Employers in May advertised 241,500 positions, according to seasonally adjusted data released on Thursday by the Australian Bureau of Statistics.

Public sector vacancies rose 3.8 per cent but vacancies in the much larger private sector fell 1.6 per cent.

That pulled the overall rate of growth down from 1.2 per cent in the February quarter – and from 6.7 per cent a year ago.

ABS chief economist Bruce Hockman said growth in vacancies was noticeably weaker in 2019 than it had been in 2018.

“Growth in the quarterly trend measure of job vacancies was 0.3 per cent in May 2019, which was well below the 4.1 per cent a year ago,” Mr Hockman said.

“This was consistent with the recent slowing in other economic indicators.”

The most recent jobless figures showed Australia’s unemployment rate remained steady in May.

But underemployment has risen due to a jobs surge overwhelmingly weighted towards part-time work. Part-time jobs accounted for 94 per cent of the May monthly increase in employment.

Figures out last month showed the economy grew by an underwhelming 0.4 per cent in the March quarter as household spending weakened and the property construction downturn rolled on.

The Reserve Bank has cut the cash rate at each of its past two board meetings – the first time it has done so since 2012 – to try to stimulate the economy.

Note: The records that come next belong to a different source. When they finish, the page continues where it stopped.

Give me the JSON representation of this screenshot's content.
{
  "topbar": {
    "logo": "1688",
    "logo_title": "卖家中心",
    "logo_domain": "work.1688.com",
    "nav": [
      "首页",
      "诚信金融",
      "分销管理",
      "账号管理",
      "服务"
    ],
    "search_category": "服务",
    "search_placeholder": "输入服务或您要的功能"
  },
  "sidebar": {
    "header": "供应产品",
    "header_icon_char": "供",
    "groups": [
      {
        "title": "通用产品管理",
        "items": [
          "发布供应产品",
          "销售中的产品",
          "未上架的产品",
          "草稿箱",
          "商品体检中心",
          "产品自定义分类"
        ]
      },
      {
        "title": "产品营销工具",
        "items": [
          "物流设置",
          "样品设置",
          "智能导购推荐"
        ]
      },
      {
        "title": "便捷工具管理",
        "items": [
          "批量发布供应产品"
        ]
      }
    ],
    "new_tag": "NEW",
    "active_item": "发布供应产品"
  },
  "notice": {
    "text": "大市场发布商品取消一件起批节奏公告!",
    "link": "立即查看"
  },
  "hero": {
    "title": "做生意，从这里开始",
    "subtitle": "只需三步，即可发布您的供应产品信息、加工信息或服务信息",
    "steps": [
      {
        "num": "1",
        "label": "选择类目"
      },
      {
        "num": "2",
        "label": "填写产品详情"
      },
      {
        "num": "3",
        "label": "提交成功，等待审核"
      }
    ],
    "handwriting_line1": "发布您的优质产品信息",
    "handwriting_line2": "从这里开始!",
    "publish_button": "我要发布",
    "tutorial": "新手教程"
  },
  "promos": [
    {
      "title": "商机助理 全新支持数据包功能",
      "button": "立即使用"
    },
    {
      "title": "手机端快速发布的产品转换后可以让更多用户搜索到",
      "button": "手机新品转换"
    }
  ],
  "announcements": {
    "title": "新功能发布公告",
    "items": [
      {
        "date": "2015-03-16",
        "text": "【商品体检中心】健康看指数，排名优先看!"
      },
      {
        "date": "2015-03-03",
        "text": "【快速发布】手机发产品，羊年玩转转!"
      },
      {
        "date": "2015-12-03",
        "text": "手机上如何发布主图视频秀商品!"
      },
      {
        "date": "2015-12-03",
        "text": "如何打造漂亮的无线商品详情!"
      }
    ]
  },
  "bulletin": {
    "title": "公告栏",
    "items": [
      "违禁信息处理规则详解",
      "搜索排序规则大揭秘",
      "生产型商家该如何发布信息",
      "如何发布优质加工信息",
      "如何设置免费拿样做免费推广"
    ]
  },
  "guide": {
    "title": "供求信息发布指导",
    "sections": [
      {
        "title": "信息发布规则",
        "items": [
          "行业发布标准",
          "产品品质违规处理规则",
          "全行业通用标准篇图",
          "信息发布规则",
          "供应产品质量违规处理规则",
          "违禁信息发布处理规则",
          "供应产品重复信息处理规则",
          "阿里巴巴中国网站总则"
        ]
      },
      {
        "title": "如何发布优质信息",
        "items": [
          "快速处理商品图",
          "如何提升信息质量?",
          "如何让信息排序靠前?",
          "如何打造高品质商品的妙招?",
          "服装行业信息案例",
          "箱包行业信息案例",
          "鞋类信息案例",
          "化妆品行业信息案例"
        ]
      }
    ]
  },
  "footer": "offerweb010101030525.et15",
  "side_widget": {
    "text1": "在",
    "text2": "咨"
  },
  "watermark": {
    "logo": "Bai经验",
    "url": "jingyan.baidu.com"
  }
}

It is also closely monitoring the labour market for any sign that further reductions could be needed.

“We remain of the view that the RBA will cut,” AMP chief economist Shane Oliver said on Thursday.

“The RBA is expected to cut 0.75 per cent November and 0.5 per cent in February.”

Tasmania had the largest percentage increase in vacancies in the year to May. The largest percentage fall in vacancies was in Victoria.

-with AAP